Kelly Wang, the mother of one of Rodger’s victims, George Chen, told NBC Bay Area that it is "immoral" to base entertainment on and make profits from "real-life" brutality and murder.
"I'm very concerned that when the movie comes out, it will mislead some young people to ... make themselves famous by being more deadly, more brutal, more savage," said Wang, who believes that "Del Playa" sends the wrong message by glorifying a killer’s actions.
Petitioners believe the film’s premise hits too close to home for the beachside Santa Barbara County community of Isla Vista, where Rodger, who wrote a so-called manifesto filled with resentment at being unable to find a girlfriend, killed six people before shooting himself on May 23, 2014. Three of the victims were from the Bay Area.

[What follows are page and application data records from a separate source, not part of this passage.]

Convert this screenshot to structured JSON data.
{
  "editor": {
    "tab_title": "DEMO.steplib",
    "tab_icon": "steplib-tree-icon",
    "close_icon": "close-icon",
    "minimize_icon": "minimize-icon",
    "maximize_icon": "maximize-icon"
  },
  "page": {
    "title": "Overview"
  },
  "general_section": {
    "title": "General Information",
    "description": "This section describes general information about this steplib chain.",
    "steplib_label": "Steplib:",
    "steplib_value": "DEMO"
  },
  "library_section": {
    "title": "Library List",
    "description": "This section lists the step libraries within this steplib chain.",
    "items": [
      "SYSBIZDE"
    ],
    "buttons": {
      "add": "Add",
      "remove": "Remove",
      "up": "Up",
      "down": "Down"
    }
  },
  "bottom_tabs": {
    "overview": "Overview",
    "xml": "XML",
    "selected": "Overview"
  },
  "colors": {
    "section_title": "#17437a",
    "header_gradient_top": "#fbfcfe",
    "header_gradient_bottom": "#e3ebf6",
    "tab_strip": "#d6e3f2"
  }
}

The bloodshed began in an apartment, which the 22-year-old shared with two of his victims, whom he stabbed to death. He also killed his roommates’ friend and dumped his body in the bathroom.

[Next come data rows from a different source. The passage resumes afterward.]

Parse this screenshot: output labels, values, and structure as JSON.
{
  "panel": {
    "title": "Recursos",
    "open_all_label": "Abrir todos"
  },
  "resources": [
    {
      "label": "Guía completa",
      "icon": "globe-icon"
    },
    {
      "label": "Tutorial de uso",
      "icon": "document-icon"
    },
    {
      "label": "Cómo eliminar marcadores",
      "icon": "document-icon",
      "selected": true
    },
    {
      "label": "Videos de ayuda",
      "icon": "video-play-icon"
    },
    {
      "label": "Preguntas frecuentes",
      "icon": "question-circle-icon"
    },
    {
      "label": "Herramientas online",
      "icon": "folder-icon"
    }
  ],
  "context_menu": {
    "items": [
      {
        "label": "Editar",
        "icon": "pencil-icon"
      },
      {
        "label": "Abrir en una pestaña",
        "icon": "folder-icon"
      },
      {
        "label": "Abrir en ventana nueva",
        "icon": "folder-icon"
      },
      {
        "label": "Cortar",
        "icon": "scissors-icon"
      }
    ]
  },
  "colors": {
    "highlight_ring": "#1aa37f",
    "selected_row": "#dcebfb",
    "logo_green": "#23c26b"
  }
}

Rodger’s rampage continued when he climbed into his BMW and sped through Isla Vista. He gunned down three people and injured 14 more – by shooting at them or striking them with his car – before taking his own life – all within 10 minutes.
Last week, the movie's director, Shaun Hart wrote on the trailer's YouTube page that the movie was not based on Rodger, but was meant to initiate a larger discussion about bullying.
But Kate Nollner, who spearheaded the petition, said: "It is clear that the creators of this film conceived their idea immediately after the Isla Vista shootings, seeking to profit off the horror felt by the students and community.”
Nollner's LinkedIn profile indicates that she studied at UC Santa Barbara.
Her petition blasts "Del Playa” for giving notoriety to the "actions of a disturbed individual who does not deserve to be memorialized in film" and "[making] light of the tragedy faced by the entire Isla Vista/UCSB community."
Hart apologized to people offended by the making of the film but did not comment on the petition or respond to requests to change "Del Playa’s" name or for its filmmakers to contribute to a memorial fund for Rodger’s victims.
"While I do admit there is the connection of Santa Barbara, this film is not about Elliot Rodger," he wrote. "The fictional character in the film is not meant to portray anyone in particular. It is meant to portray incidents that take place, not only in Santa Barbara, but across the country on a daily basis.
"Our intentions were not to make light of such a serious issue, but to engage our audience in an active discussion about bullying and violence," he continued.
Hart, a UC Santa Barbara alum who lived on Del Playa Drive, also said that Rodger’s actions felt like a "knife to [his] heart."
The creators of "Del Playa," Berger Bros Entertainment, have not said when the movie is expected to be released.
NBC Bay Area's Kim Yonenaka contributed to this report.